• About this exercise
Read through the entries below and copy each line where "created" turns up.

• Information
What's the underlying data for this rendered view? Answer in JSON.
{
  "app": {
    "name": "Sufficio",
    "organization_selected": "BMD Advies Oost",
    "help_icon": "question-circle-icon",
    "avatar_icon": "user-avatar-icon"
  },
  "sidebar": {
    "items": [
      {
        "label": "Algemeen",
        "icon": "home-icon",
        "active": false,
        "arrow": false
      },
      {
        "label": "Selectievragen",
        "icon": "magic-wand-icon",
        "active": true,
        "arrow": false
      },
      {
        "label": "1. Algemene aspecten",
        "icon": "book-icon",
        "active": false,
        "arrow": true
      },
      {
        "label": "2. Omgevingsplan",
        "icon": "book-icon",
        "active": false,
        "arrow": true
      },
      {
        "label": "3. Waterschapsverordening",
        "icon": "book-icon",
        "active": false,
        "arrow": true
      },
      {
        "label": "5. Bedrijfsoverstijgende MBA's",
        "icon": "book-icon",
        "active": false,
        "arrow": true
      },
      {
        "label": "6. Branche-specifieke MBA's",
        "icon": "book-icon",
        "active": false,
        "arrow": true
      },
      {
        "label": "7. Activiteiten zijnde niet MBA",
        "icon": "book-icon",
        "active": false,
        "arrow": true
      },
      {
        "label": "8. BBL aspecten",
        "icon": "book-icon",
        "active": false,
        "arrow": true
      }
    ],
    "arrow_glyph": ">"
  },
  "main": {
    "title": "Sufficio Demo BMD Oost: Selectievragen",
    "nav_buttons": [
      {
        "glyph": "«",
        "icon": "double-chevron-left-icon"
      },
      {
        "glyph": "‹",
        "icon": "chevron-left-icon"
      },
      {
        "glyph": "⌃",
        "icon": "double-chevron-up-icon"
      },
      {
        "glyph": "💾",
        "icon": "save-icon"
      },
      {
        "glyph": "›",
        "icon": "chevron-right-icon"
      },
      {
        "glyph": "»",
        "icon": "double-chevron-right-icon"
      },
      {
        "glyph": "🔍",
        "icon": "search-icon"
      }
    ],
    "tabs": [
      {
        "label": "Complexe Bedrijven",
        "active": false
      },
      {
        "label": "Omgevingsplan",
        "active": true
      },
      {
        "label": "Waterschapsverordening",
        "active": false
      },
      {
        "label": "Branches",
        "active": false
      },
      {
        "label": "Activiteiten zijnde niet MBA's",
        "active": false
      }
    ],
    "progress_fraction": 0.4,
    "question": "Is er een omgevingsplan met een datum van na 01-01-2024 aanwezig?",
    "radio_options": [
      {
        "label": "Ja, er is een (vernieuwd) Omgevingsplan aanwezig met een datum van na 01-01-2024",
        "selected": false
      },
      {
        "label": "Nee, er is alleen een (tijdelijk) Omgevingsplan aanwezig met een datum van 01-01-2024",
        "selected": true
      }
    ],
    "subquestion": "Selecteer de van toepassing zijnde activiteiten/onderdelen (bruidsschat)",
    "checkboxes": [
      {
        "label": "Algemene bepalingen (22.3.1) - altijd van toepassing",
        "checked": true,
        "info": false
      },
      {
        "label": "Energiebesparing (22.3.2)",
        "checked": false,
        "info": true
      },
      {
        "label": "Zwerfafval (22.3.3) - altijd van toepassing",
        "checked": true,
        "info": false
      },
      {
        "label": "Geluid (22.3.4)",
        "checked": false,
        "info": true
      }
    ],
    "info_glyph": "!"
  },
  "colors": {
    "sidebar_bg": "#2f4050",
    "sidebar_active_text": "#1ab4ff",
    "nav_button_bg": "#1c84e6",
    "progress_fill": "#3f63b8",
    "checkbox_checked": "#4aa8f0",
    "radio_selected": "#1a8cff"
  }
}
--
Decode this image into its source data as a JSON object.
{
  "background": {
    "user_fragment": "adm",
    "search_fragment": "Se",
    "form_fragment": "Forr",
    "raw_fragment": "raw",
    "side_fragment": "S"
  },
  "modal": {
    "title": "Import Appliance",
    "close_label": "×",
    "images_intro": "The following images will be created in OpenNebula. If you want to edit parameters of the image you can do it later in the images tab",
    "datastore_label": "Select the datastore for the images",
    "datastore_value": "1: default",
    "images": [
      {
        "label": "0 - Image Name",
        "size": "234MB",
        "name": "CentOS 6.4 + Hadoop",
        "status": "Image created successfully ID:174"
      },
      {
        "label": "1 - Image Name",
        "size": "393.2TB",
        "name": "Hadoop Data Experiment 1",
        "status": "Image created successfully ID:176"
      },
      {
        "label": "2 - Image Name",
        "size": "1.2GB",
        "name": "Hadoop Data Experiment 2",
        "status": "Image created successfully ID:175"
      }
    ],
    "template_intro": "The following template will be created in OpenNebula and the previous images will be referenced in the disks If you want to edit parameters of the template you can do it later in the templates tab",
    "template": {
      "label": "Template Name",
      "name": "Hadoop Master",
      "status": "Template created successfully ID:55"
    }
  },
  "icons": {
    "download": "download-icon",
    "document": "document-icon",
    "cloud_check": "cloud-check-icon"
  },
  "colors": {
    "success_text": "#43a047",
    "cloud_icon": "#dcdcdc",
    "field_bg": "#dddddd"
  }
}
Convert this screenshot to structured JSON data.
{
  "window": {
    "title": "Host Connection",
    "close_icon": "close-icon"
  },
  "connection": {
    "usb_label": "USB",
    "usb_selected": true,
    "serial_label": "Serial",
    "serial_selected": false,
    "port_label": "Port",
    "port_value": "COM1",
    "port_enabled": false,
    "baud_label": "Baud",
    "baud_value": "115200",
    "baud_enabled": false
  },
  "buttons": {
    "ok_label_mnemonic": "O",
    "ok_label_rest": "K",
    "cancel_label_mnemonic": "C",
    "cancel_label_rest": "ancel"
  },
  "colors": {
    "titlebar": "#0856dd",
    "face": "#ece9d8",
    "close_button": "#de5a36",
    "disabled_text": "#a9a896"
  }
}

• Worked solution
    "images_intro": "The following images will be created in OpenNebula. If you want to edit parameters of the image you can do it later in the images tab",
        "status": "Image created successfully ID:174"
        "status": "Image created successfully ID:176"
        "status": "Image created successfully ID:175"
    "template_intro": "The following template will be created in OpenNebula and the previous images will be referenced in the disks If you want to edit parameters of the template you can do it later in the templates tab",
      "status": "Template created successfully ID:55"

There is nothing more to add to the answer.